Just as inevitably, the 50th anniversary has gotten the revisionists going, questioning not only what the point of human space travel is when unmanned probes can go so much farther so much more cheaply (a fair, if spiritless, question) but also just how big a deal Gagarin's little joyride was in the first place — a wholly unfair one. Stipulate this: Gagarin was indeed mostly along for the ride: his Vostok capsule was controlled entirely by either preprogrammed commands or controllers on the ground. He was not even allowed the dignity of an attitude-control joystick, unlike John Glenn, who became the first American to orbit the Earth 10 months later and who could at least change the orientation of his little Mercury spacecraft, practicing a rudimentary form of the complex flying that later space travelers would have to master.

Stipulate too that even in the most modern, state-of-the-art spacecraft, orbiting any body — the Earth, the moon, Mars — is a largely passive act. Once you achieve the right speed and altitude, physics does all the flying. (See "The 40th Anniversary of the Moon Landing.")

But consider too what it meant to go first — before Shepard, before Glenn, before any other human breached the boundary of space. Even serious scientists could not say for sure that sustained weightlessness wouldn't cause blood pressure to spike, the heart to lose its natural rhythms, the vestibular system to come completely unsprung, the eyes to swell and — yes — explode. The cosmonauts themselves could not say if they could survive the possible 10-G load they'd experience on re-entry — a force making the average 150-lb. (68 kg) man feel like he weighed 1,500 lb. (680 kg). What's more, nobody could say if the giant A-1 rocket with the four strap-on boosters that carried Gagarin to orbit wouldn't blow up along the way — something that rockets had a nasty tendency to do in the early days of the space program. Even in the later days, no launch vehicle was ever considered entirely trustworthy or safe.
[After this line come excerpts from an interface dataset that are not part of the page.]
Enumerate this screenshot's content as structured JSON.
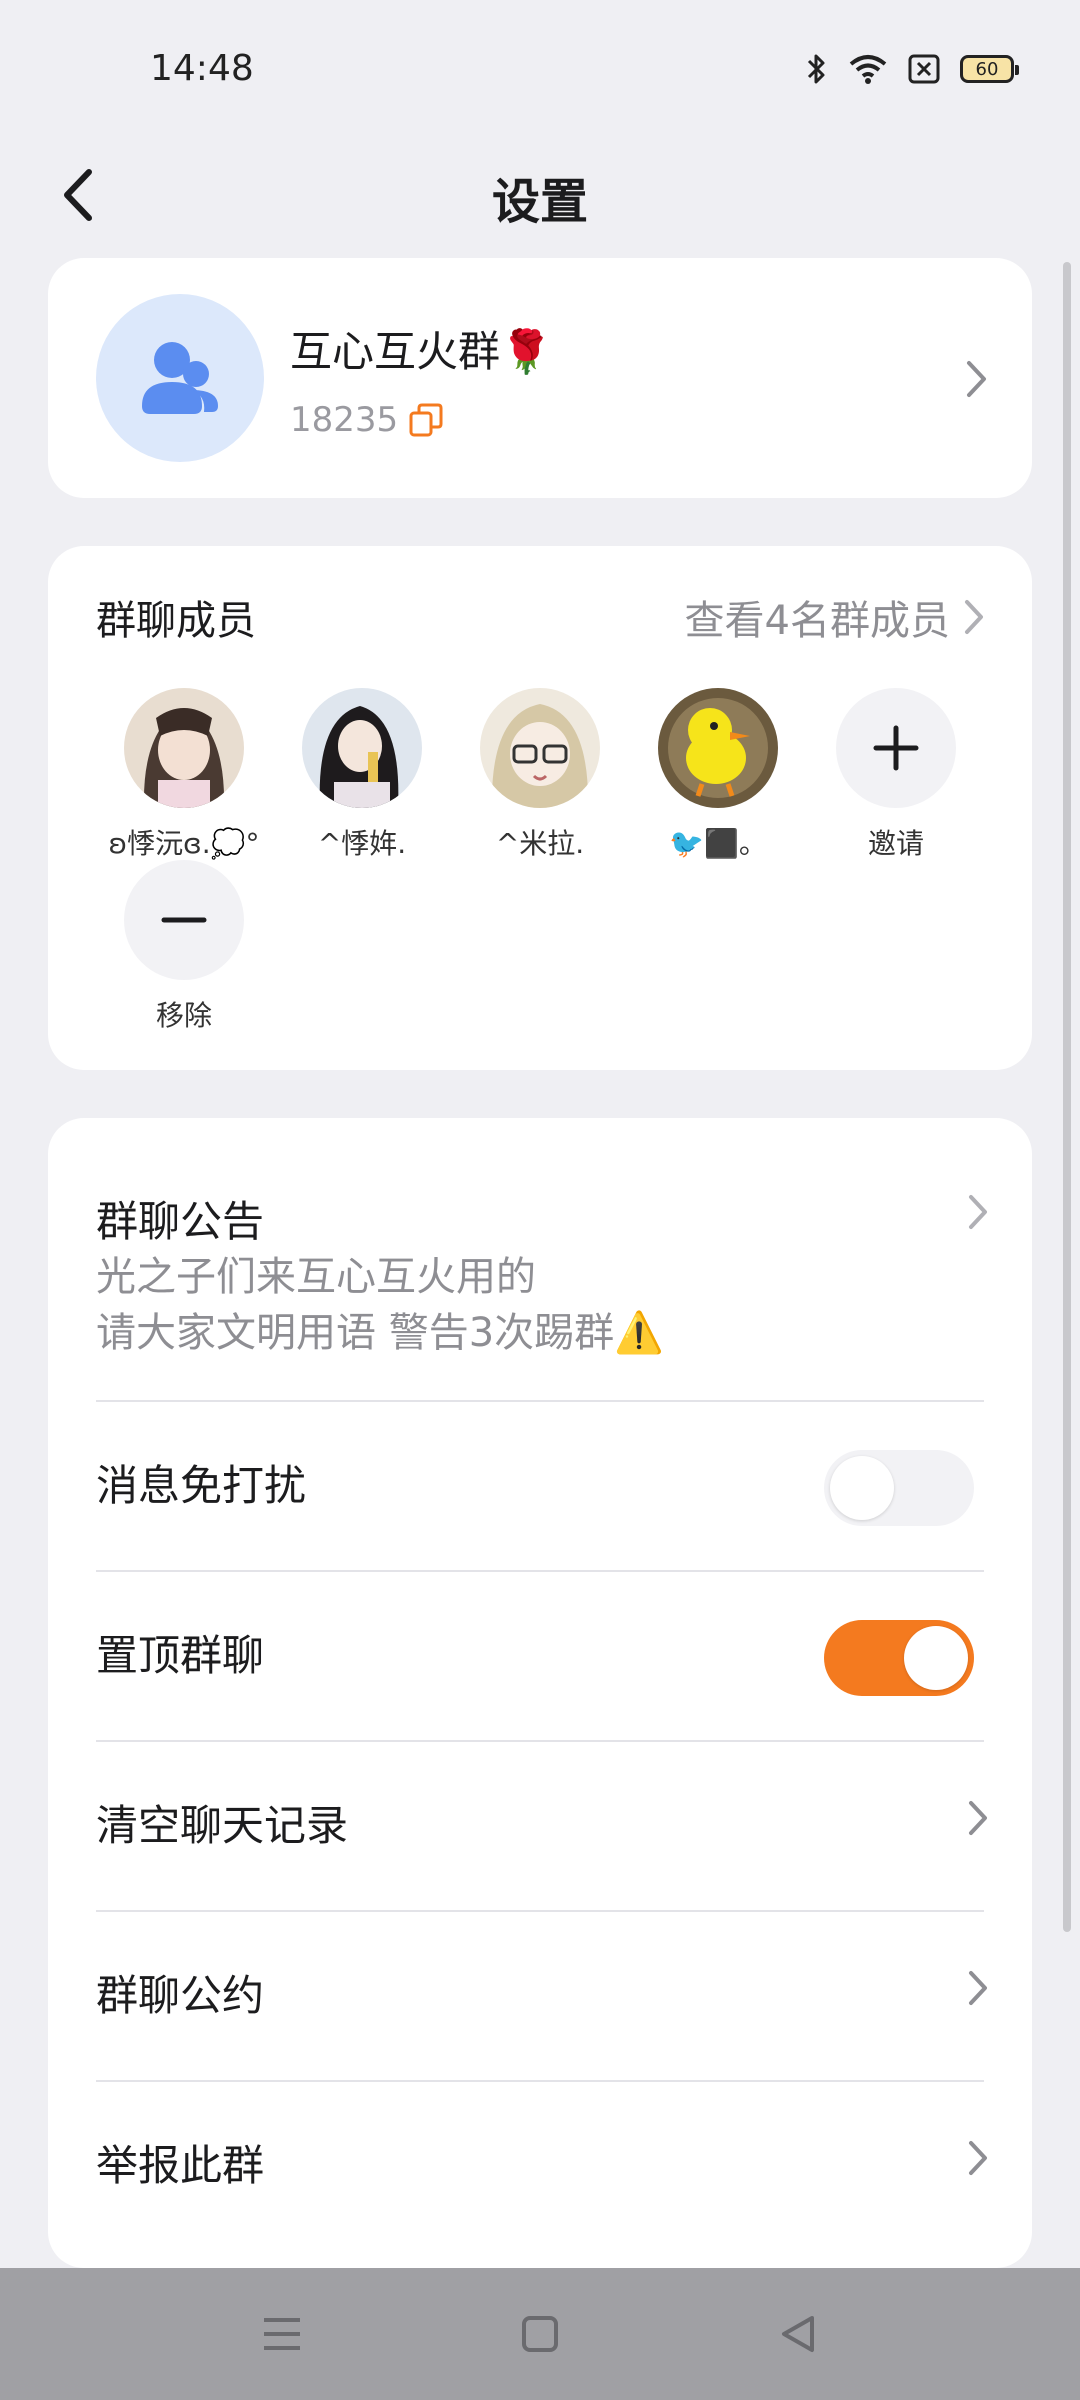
{
  "status_bar": {
    "time": "14:48",
    "battery": "60",
    "icons": [
      "bluetooth-icon",
      "wifi-icon",
      "sim-off-icon",
      "battery-icon"
    ]
  },
  "header": {
    "title": "设置",
    "back_icon": "back-arrow-icon"
  },
  "group": {
    "name": "互心互火群🌹",
    "id": "18235",
    "avatar_icon": "group-people-icon",
    "avatar_bg": "#dce8fb",
    "copy_icon_color": "#f47a1f"
  },
  "members": {
    "title": "群聊成员",
    "view_all": "查看4名群成员",
    "list": [
      {
        "name": "ʚ悸沅ɞ.💭°"
      },
      {
        "name": "^悸姩."
      },
      {
        "name": "^米拉."
      },
      {
        "name": "🐦⬛。"
      }
    ],
    "invite_label": "邀请",
    "remove_label": "移除"
  },
  "settings": {
    "announcement": {
      "label": "群聊公告",
      "line1": "光之子们来互心互火用的",
      "line2": "请大家文明用语 警告3次踢群⚠️"
    },
    "do_not_disturb": {
      "label": "消息免打扰",
      "on": false
    },
    "pin_chat": {
      "label": "置顶群聊",
      "on": true
    },
    "clear_history": {
      "label": "清空聊天记录"
    },
    "group_rules": {
      "label": "群聊公约"
    },
    "report": {
      "label": "举报此群"
    }
  },
  "colors": {
    "accent": "#f47a1f",
    "background": "#efeff3",
    "card": "#ffffff"
  },
  "nav_bar": {
    "icons": [
      "menu-icon",
      "home-square-icon",
      "back-triangle-icon"
    ]
  }
}
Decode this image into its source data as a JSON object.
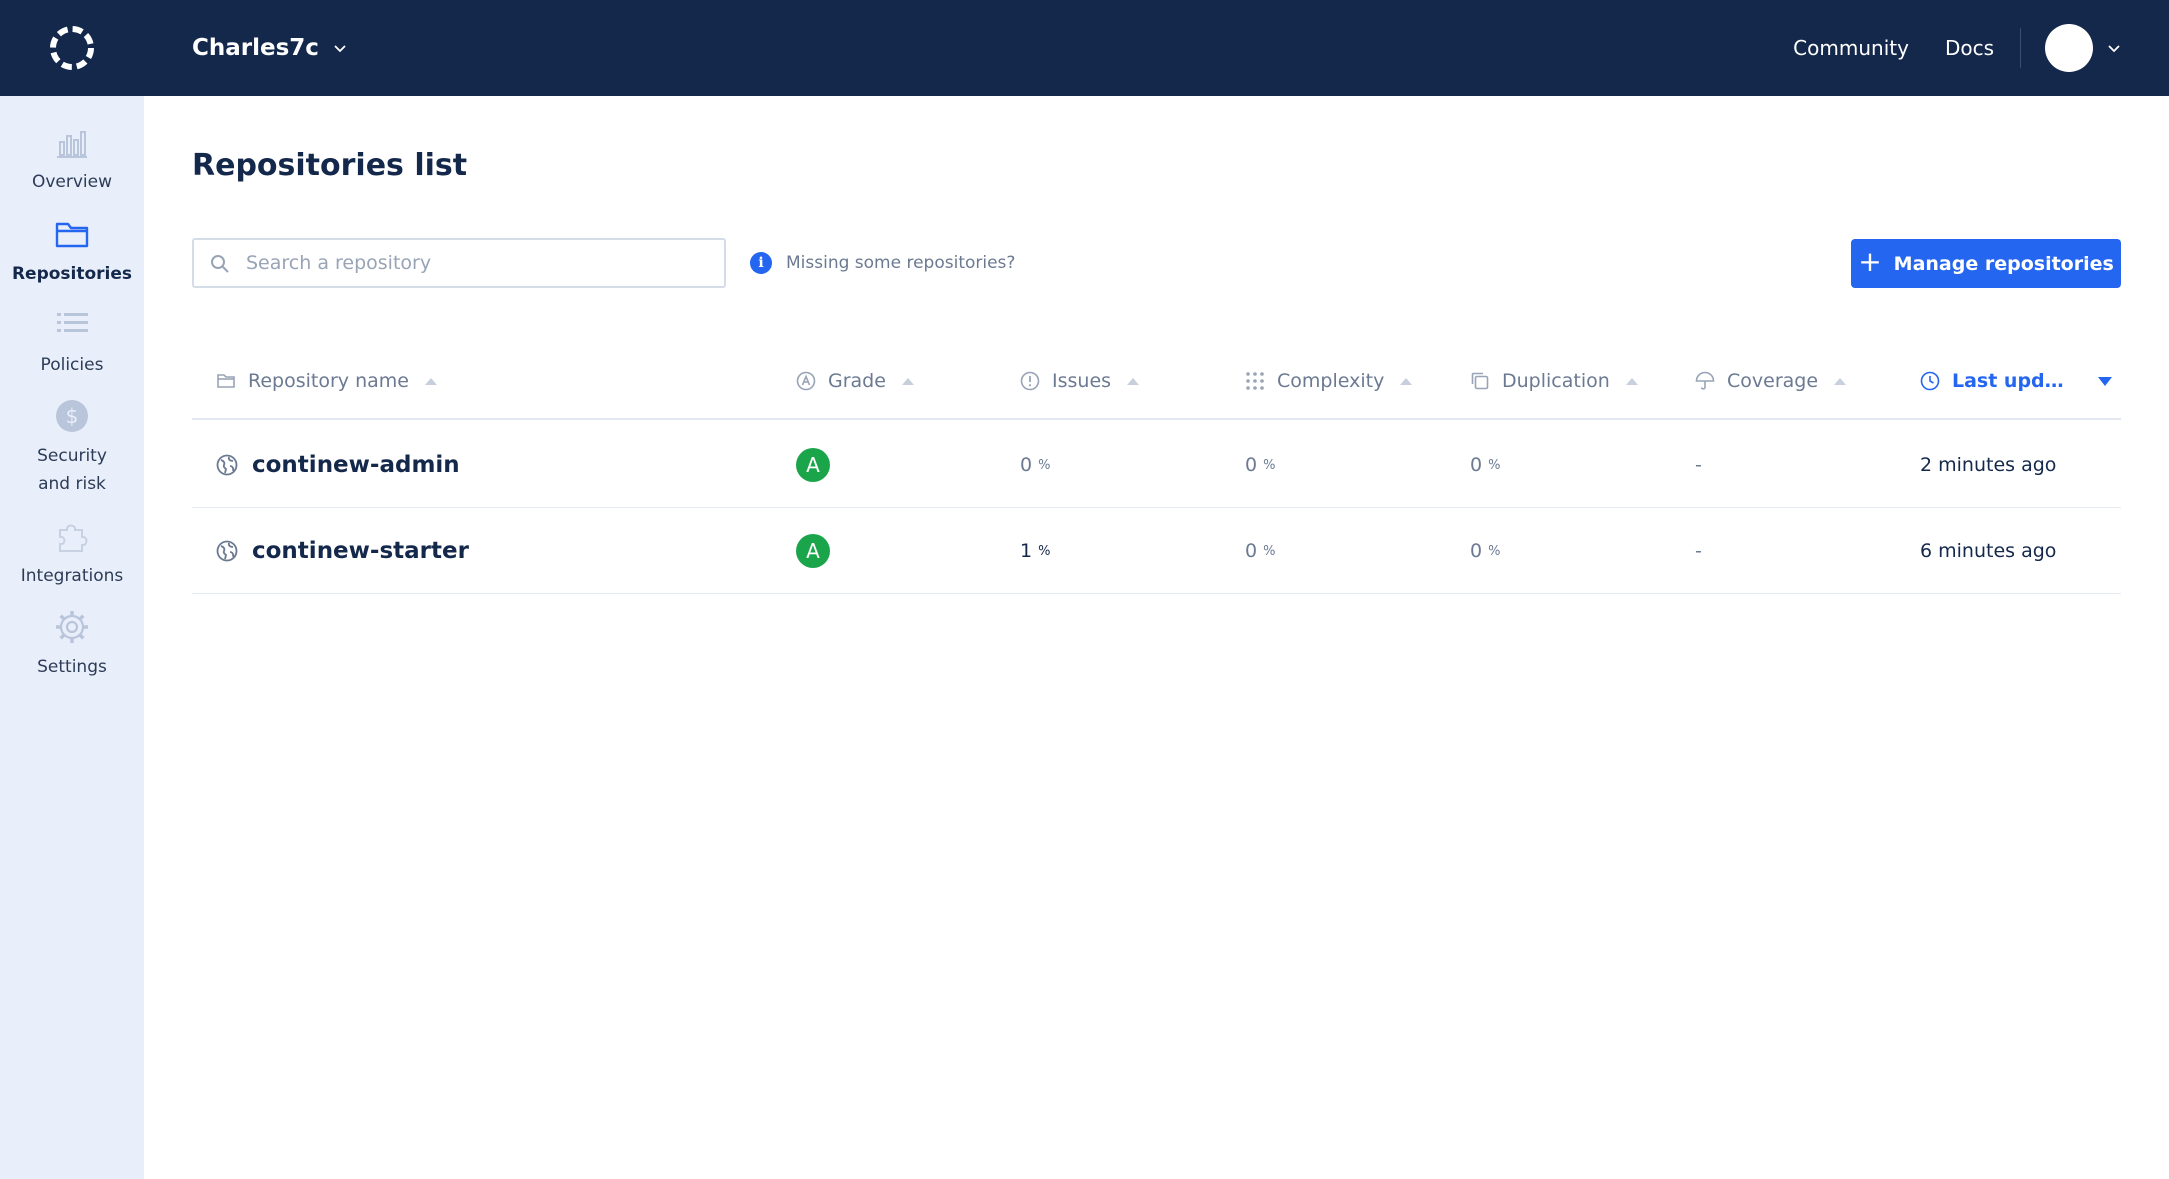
{
  "header": {
    "org_name": "Charles7c",
    "nav": {
      "community": "Community",
      "docs": "Docs"
    }
  },
  "sidebar": {
    "items": [
      {
        "label": "Overview",
        "icon": "chart-icon",
        "active": false
      },
      {
        "label": "Repositories",
        "icon": "folder-icon",
        "active": true
      },
      {
        "label": "Policies",
        "icon": "list-icon",
        "active": false
      },
      {
        "label": "Security\nand risk",
        "icon": "security-icon",
        "active": false
      },
      {
        "label": "Integrations",
        "icon": "puzzle-icon",
        "active": false
      },
      {
        "label": "Settings",
        "icon": "gear-icon",
        "active": false
      }
    ]
  },
  "main": {
    "title": "Repositories list",
    "search": {
      "placeholder": "Search a repository",
      "value": ""
    },
    "missing_text": "Missing some repositories?",
    "manage_button": "Manage repositories"
  },
  "table": {
    "columns": [
      {
        "label": "Repository name",
        "icon": "folder-icon"
      },
      {
        "label": "Grade",
        "icon": "grade-icon"
      },
      {
        "label": "Issues",
        "icon": "alert-circle-icon"
      },
      {
        "label": "Complexity",
        "icon": "grid-dots-icon"
      },
      {
        "label": "Duplication",
        "icon": "copy-icon"
      },
      {
        "label": "Coverage",
        "icon": "umbrella-icon"
      },
      {
        "label": "Last upd…",
        "icon": "clock-icon",
        "active": true,
        "sort": "desc"
      }
    ],
    "rows": [
      {
        "name": "continew-admin",
        "grade": "A",
        "issues": "0",
        "complexity": "0",
        "duplication": "0",
        "coverage": "-",
        "updated": "2 minutes ago"
      },
      {
        "name": "continew-starter",
        "grade": "A",
        "issues": "1",
        "complexity": "0",
        "duplication": "0",
        "coverage": "-",
        "updated": "6 minutes ago"
      }
    ],
    "percent_symbol": "%"
  },
  "colors": {
    "topbar": "#14284b",
    "sidebar": "#e9effa",
    "accent": "#2566f1",
    "grade_a": "#1ba54b"
  }
}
Jim Lovell, the commander of Apollo 13, was also part of the crew of Apollo 8, which not only was the first manned mission to orbit the moon, but also — more relevant to the astronauts' immediate survival — the first to use the massive Saturn V rocket. For Lovell, the most striking moment of launch day occurred when he and crewmates Frank Borman and Bill Anders rode the elevator to the top of the 363-ft. (111 m) booster and looked down at the ground below, where nearly every other human being within a 1-mile (1.6 km) radius had been evacuated. NASA wanted as few people as possible anywhere near its infernal machine with its 6 million lb. (2.7 million kg) of explosive fuel, and yet Borman, Lovell and Anders were sitting directly on top of it. (See amazing photos of the sun.)

"I kept thinking, do they know something they're not telling us?" Lovell says, from the safe remove of 43 years.

But back in 1961, there was nothing not to tell because there was so little that was genuinely known. It was Gagarin who had the spine to go up and find out, and he would pay a high price for that. Like America's Glenn, he was officially — but quietly — grounded after his return from orbit, the space agencies of both countries deciding that they could not afford the risk of losing a national hero in a second mission when his first had gone so well. Gagarin's face would appear on coins and statues and posters and pennants — and later on T-shirts and tattoos and all the rest. But the man himself would forever be denied the thing he did — and loved — best. He would die at age 34, a terrestrial creature like the rest of us.

Think about that fact on Yuri's Night this year — and give a nod of thanks to the man who gave it all up to be first in line.